The syndicate was mostly made up of workers in the pharmacy department, who got on so well that they gave themselves the nickname ‘The Pharmily Crew’. The win came at the end of a gruelling 18 months for NHS workers, so no one begrudged them their win. Whilst many might have been slightly disappointed with the amount of money that they each took home, the bosses at the hospital won’t have been counted amongst those people. Indeed, there will have been a palpable sense of relief when they discovered that the syndicate won, but that it wasn’t enough money for any of them to be quitting work.
Syndicates Don’t Always Work Out for the Best
As Louise Whitby discovered when she was the only one left out of the winning syndicate at the recruitment firm in Kirkby, not everyone always benefits from lottery wins at work. A group of workers at the DVLA in Swansea ended up in a row after they won £1 million in a EuroMillions draw back in 2013, largely because three of the members hadn’t paid their money in for the draw. There were 16 members of the Driver and Vehicle Licensing Agency syndicate, who stood to take home £62,00 each after the win.
Because three of them hadn’t paid in, however, the other 13 felt that they should be excluded, which would have resulted in everyone else receiving £14,423 more each. Whilst that still wouldn’t have been enough for most of them to quit their job in search of a life of luxury, it would definitely have made them all much more comfortable. A worker at the DVLA who wasn’t involved in the syndicate said, “It’s all a bit awkward and there’s a bad atmosphere – it’s terrible how people can turn so nasty when a bit of money is involved.”

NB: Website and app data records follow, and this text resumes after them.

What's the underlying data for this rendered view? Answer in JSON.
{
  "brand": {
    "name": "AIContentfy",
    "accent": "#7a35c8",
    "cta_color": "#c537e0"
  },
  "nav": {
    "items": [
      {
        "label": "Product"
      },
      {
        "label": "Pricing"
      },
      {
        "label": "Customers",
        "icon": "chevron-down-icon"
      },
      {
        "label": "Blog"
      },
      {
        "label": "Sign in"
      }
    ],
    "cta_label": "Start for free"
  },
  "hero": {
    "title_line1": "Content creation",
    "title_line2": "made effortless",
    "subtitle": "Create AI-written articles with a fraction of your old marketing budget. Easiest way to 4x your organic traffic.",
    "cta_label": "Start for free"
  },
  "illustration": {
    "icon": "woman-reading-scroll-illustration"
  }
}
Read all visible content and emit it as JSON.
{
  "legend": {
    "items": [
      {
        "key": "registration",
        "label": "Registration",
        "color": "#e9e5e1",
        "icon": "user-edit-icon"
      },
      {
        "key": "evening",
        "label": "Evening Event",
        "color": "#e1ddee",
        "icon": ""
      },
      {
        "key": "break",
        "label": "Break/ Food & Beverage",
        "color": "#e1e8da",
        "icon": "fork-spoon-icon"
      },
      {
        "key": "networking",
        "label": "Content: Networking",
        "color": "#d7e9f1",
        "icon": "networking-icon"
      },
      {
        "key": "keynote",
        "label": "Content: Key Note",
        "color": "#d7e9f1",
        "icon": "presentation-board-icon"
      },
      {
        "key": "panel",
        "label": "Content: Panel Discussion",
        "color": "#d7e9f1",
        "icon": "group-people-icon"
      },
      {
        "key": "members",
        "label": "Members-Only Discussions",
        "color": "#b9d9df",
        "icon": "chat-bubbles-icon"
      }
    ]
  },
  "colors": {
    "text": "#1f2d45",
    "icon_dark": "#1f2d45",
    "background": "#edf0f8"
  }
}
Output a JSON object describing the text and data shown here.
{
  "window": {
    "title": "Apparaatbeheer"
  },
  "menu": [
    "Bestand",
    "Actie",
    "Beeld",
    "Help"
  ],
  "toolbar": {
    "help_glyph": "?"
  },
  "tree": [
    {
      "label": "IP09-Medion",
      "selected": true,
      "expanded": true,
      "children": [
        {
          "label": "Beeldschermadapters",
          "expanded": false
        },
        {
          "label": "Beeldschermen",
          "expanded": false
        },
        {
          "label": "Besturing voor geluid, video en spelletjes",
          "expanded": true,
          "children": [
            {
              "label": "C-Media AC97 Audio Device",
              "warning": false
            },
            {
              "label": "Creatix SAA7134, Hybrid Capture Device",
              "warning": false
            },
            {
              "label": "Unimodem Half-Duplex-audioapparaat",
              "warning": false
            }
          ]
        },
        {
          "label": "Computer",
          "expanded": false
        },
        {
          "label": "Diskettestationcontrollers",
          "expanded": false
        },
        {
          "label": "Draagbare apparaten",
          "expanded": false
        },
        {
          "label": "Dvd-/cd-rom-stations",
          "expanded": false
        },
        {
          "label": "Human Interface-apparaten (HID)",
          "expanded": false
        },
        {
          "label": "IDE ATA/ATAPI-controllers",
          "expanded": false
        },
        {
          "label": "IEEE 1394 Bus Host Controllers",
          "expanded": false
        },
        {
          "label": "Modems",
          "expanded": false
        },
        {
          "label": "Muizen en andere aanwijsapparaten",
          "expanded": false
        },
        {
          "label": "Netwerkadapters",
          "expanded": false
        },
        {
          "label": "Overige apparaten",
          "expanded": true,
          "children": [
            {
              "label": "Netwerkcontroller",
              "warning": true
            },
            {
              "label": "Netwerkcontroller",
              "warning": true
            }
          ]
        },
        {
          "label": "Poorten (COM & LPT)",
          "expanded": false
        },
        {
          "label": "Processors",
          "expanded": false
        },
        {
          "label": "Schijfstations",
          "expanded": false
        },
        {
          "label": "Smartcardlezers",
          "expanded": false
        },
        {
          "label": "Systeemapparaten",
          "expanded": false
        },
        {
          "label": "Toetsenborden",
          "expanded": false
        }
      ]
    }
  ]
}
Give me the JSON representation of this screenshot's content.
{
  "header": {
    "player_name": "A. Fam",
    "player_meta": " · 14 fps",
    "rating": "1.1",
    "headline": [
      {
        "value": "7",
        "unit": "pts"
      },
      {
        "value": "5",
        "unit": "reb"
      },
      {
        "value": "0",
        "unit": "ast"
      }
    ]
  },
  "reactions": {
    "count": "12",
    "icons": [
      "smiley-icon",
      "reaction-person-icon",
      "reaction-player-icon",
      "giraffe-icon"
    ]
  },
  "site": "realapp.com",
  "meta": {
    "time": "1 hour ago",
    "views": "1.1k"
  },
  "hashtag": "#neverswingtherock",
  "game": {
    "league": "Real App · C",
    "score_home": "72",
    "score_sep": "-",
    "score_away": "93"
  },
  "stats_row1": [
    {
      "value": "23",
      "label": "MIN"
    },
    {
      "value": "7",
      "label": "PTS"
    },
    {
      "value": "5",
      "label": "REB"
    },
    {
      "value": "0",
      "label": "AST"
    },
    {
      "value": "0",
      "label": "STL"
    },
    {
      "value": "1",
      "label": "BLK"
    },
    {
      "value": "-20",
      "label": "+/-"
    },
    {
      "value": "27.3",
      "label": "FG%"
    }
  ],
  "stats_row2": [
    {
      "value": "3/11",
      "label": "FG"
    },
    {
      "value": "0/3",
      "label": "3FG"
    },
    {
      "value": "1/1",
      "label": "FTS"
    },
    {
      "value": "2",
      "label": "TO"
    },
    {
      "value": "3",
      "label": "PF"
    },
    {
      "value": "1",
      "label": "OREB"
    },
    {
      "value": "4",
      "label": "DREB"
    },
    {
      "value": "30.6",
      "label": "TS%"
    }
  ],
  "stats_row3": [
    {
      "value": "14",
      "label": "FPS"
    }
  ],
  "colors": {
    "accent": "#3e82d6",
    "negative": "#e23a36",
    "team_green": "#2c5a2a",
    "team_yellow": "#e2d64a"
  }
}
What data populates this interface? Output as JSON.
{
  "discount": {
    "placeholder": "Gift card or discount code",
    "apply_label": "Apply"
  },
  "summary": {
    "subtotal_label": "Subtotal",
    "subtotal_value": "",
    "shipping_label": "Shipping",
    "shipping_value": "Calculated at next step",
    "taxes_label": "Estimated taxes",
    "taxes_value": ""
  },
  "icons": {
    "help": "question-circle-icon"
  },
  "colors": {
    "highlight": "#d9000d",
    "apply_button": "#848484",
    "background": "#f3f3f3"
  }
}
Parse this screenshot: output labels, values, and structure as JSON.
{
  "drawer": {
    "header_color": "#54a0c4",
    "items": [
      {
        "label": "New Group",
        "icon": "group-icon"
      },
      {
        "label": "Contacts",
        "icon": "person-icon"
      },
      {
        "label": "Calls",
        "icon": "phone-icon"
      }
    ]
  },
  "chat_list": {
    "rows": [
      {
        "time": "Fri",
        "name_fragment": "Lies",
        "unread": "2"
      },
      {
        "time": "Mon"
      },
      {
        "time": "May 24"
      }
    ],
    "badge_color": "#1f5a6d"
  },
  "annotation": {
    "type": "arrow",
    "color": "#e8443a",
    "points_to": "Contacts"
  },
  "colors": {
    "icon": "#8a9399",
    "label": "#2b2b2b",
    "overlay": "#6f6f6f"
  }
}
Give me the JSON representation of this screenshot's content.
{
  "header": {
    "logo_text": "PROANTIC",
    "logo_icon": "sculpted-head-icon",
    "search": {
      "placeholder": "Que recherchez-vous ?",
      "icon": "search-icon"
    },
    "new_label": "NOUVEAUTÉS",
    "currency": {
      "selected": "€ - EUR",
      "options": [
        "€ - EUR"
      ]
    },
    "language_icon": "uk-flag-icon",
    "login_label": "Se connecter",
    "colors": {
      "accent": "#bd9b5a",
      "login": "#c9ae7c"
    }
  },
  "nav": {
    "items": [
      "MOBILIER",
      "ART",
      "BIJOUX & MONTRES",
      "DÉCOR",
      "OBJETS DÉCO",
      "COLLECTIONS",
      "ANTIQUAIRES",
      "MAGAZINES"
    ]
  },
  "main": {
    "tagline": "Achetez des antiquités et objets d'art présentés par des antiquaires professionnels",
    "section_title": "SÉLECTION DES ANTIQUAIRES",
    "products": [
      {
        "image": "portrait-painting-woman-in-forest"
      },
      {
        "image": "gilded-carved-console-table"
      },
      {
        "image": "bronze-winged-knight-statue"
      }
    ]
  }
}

Because the workers had not signed a syndicate contract, which the National Lottery recommends that all syndicates do, they had to hold a vote about what to do with the money. Once again, the bosses will have been the relieved ones knowing that their workers weren’t going to quit. Even so, there was some bad blood and the DVLA had to deny that security was called, saying, “There have been suggestions that there were some disruption in the office and security had to be called in. I can state that there is no truth in that.”
Can Companies Do Anything About It?
The obvious question to ask is whether there is anything that companies can do to stop themselves from being so exposed to lottery wins. After all, it might be great for the people involved in the lottery win that they’ve all suddenly become millionaires, but it isn’t great for business if no one turns up to work. Whilst some might be tempted to ban lottery syndicates in workplaces, it is unlikely that such a decision would stand up if challenged by employment lawyers. Equally, a decision to sue for breach of contract won’t help with the immediate problem of people not turning up for work.
Instead, it might make more sense to have a policy in place about how work syndicates would handle a lottery win. This could include information, such as what would happen if someone didn’t pay in their money in time, as in the case of Louise Whitby. There is also the ability to take out an insurance policy against a lottery win, mitigating the damage caused by employees leaving their position in the wake of coming into vast sums of money. Perhaps the easiest solution for a manager to avoid the headache, though, is to join the syndicate themselves and make it someone else’s problem…